Senior intensive users came from households with similar median income levels and had similar levels of educational attainment to other online seniors (nearly 30% in each group had a university degree). There were, however, gender differences between intensive and non-intensive senior Internet users. Just over one-half of senior men who used the Internet from home were intensive users, compared with fewer senior women online (53% versus 39%). Among boomers who used the Internet from home, the gender gap was smaller, at 57% of men compared with 49% of women (results not shown).
Fewer seniors use the Internet than boomers. Of those seniors who were offline in 2007, less than 5% said that they planned to start using the Internet in the next year. This is in contrast to the 11% of offline boomers who plan to go online.

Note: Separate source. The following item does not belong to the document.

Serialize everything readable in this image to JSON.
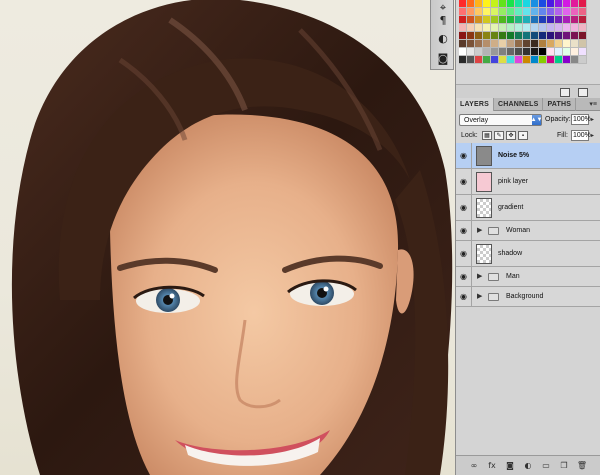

The main reasons expressed for not using the Internet among both seniors and boomers were: a lack of interest (approximately 1 in 3 offline seniors and boomers); and a lack of need (1 in 5 in each group). These proportions may suggest that most non-users are satisfied with their existing outlets for information, entertainment and communication.

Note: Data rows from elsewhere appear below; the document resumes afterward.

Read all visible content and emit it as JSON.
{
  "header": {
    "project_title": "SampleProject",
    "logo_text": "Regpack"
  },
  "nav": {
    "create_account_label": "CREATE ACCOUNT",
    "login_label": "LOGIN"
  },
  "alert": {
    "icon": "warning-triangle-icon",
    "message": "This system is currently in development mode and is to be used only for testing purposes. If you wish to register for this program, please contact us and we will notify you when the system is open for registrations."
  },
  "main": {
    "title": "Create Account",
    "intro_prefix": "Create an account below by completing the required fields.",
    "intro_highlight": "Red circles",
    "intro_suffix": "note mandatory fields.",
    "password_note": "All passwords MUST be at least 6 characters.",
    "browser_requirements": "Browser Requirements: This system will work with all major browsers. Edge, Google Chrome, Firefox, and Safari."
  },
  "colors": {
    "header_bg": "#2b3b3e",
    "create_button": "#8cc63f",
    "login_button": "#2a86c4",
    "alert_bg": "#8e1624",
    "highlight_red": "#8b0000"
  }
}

Seniors were more likely to mention their age as a reason for not planning to take up the Internet (31% versus 5% of boomers).
Some seniors and boomers relate their skills and inexperience with the Internet or computers as reasons for not going online. Among non-users, fewer seniors than boomers mentioned that a lack of skills or training was one reason they did not go online (16% versus 20%). As well, some offline seniors and boomers said that they found the Internet or computers too difficult to use (7% versus 10%).

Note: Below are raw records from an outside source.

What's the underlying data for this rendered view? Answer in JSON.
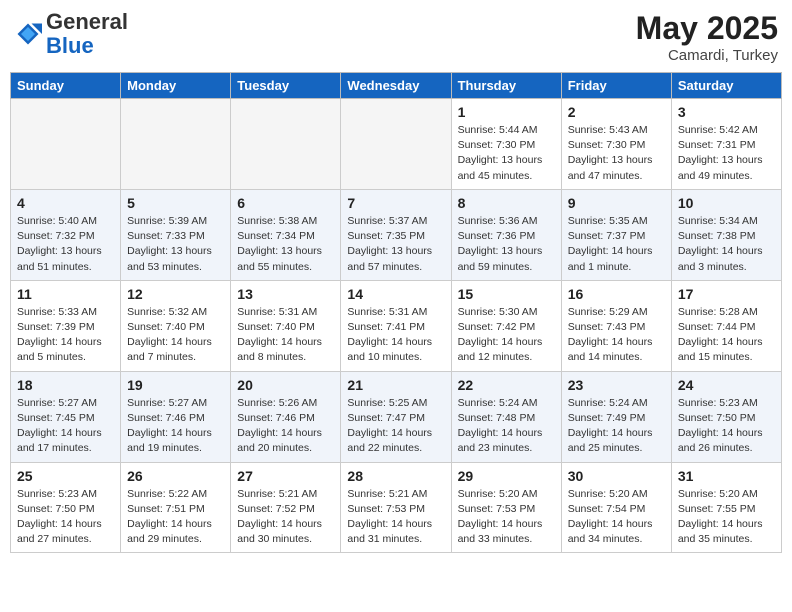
{
  "header": {
    "logo_general": "General",
    "logo_blue": "Blue",
    "month_year": "May 2025",
    "location": "Camardi, Turkey"
  },
  "days_of_week": [
    "Sunday",
    "Monday",
    "Tuesday",
    "Wednesday",
    "Thursday",
    "Friday",
    "Saturday"
  ],
  "weeks": [
    [
      {
        "day": "",
        "info": ""
      },
      {
        "day": "",
        "info": ""
      },
      {
        "day": "",
        "info": ""
      },
      {
        "day": "",
        "info": ""
      },
      {
        "day": "1",
        "info": "Sunrise: 5:44 AM\nSunset: 7:30 PM\nDaylight: 13 hours\nand 45 minutes."
      },
      {
        "day": "2",
        "info": "Sunrise: 5:43 AM\nSunset: 7:30 PM\nDaylight: 13 hours\nand 47 minutes."
      },
      {
        "day": "3",
        "info": "Sunrise: 5:42 AM\nSunset: 7:31 PM\nDaylight: 13 hours\nand 49 minutes."
      }
    ],
    [
      {
        "day": "4",
        "info": "Sunrise: 5:40 AM\nSunset: 7:32 PM\nDaylight: 13 hours\nand 51 minutes."
      },
      {
        "day": "5",
        "info": "Sunrise: 5:39 AM\nSunset: 7:33 PM\nDaylight: 13 hours\nand 53 minutes."
      },
      {
        "day": "6",
        "info": "Sunrise: 5:38 AM\nSunset: 7:34 PM\nDaylight: 13 hours\nand 55 minutes."
      },
      {
        "day": "7",
        "info": "Sunrise: 5:37 AM\nSunset: 7:35 PM\nDaylight: 13 hours\nand 57 minutes."
      },
      {
        "day": "8",
        "info": "Sunrise: 5:36 AM\nSunset: 7:36 PM\nDaylight: 13 hours\nand 59 minutes."
      },
      {
        "day": "9",
        "info": "Sunrise: 5:35 AM\nSunset: 7:37 PM\nDaylight: 14 hours\nand 1 minute."
      },
      {
        "day": "10",
        "info": "Sunrise: 5:34 AM\nSunset: 7:38 PM\nDaylight: 14 hours\nand 3 minutes."
      }
    ],
    [
      {
        "day": "11",
        "info": "Sunrise: 5:33 AM\nSunset: 7:39 PM\nDaylight: 14 hours\nand 5 minutes."
      },
      {
        "day": "12",
        "info": "Sunrise: 5:32 AM\nSunset: 7:40 PM\nDaylight: 14 hours\nand 7 minutes."
      },
      {
        "day": "13",
        "info": "Sunrise: 5:31 AM\nSunset: 7:40 PM\nDaylight: 14 hours\nand 8 minutes."
      },
      {
        "day": "14",
        "info": "Sunrise: 5:31 AM\nSunset: 7:41 PM\nDaylight: 14 hours\nand 10 minutes."
      },
      {
        "day": "15",
        "info": "Sunrise: 5:30 AM\nSunset: 7:42 PM\nDaylight: 14 hours\nand 12 minutes."
      },
      {
        "day": "16",
        "info": "Sunrise: 5:29 AM\nSunset: 7:43 PM\nDaylight: 14 hours\nand 14 minutes."
      },
      {
        "day": "17",
        "info": "Sunrise: 5:28 AM\nSunset: 7:44 PM\nDaylight: 14 hours\nand 15 minutes."
      }
    ],
    [
      {
        "day": "18",
        "info": "Sunrise: 5:27 AM\nSunset: 7:45 PM\nDaylight: 14 hours\nand 17 minutes."
      },
      {
        "day": "19",
        "info": "Sunrise: 5:27 AM\nSunset: 7:46 PM\nDaylight: 14 hours\nand 19 minutes."
      },
      {
        "day": "20",
        "info": "Sunrise: 5:26 AM\nSunset: 7:46 PM\nDaylight: 14 hours\nand 20 minutes."
      },
      {
        "day": "21",
        "info": "Sunrise: 5:25 AM\nSunset: 7:47 PM\nDaylight: 14 hours\nand 22 minutes."
      },
      {
        "day": "22",
        "info": "Sunrise: 5:24 AM\nSunset: 7:48 PM\nDaylight: 14 hours\nand 23 minutes."
      },
      {
        "day": "23",
        "info": "Sunrise: 5:24 AM\nSunset: 7:49 PM\nDaylight: 14 hours\nand 25 minutes."
      },
      {
        "day": "24",
        "info": "Sunrise: 5:23 AM\nSunset: 7:50 PM\nDaylight: 14 hours\nand 26 minutes."
      }
    ],
    [
      {
        "day": "25",
        "info": "Sunrise: 5:23 AM\nSunset: 7:50 PM\nDaylight: 14 hours\nand 27 minutes."
      },
      {
        "day": "26",
        "info": "Sunrise: 5:22 AM\nSunset: 7:51 PM\nDaylight: 14 hours\nand 29 minutes."
      },
      {
        "day": "27",
        "info": "Sunrise: 5:21 AM\nSunset: 7:52 PM\nDaylight: 14 hours\nand 30 minutes."
      },
      {
        "day": "28",
        "info": "Sunrise: 5:21 AM\nSunset: 7:53 PM\nDaylight: 14 hours\nand 31 minutes."
      },
      {
        "day": "29",
        "info": "Sunrise: 5:20 AM\nSunset: 7:53 PM\nDaylight: 14 hours\nand 33 minutes."
      },
      {
        "day": "30",
        "info": "Sunrise: 5:20 AM\nSunset: 7:54 PM\nDaylight: 14 hours\nand 34 minutes."
      },
      {
        "day": "31",
        "info": "Sunrise: 5:20 AM\nSunset: 7:55 PM\nDaylight: 14 hours\nand 35 minutes."
      }
    ]
  ]
}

One issue that could not be studied from available data sources relates to awareness and familiarity with the Internet and its associated technologies and applications. As with many technologies, individuals' plans to start using the Internet may be influenced not only by their existing skills, but also by their past experience, perceived skills and comfort with technology. Most seniors are out of the workforce, and some do not have as large a social network as younger Canadians, where they might have the opportunity to explore or discuss different uses of the Internet with colleagues or friends.1
In 2007, seniors were significantly less likely to be online than boomers, but the relative gap in Internet use rates between these groups has been closing from 2000 to 2007.
The increase in Internet use rates among older Canadians will likely persist as today’s seniors continue to adopt the Internet as an information tool. Additionally, because almost 80% of the baby boom generation are current Internet users, as these individuals age their continued use of the Internet is likely. These shifts, coupled with evidence that few online individuals later decide to cease using it, suggest increasing rates of Internet use among Canadian seniors.
While Internet use rates among Canadian seniors are likely to continue to increase, less is known about how specific patterns of online behaviour will change as boomers age. In every generation, the needs and preferences of individuals are likely to change as they age.25 This study did not examine changes in online behaviour over time, but did find that online baby boomers and seniors differed significantly in the types of activities they perform online.
Whether seniors of tomorrow will spend more time online—on average—than do today's seniors, is not immediately clear. Overall, the fact that today's baby boomers generally engage in more online activities suggests that as the age cohorts move through time, Canadian seniors will have higher levels of Internet experience and increasingly diverse usage patterns. However, the extent to which these changes occur will vary with users' changing needs.
Ben Veenhof and Peter Timusk are analysts with Business Special Surveys and Technology Statistics Division at Statistics Canada.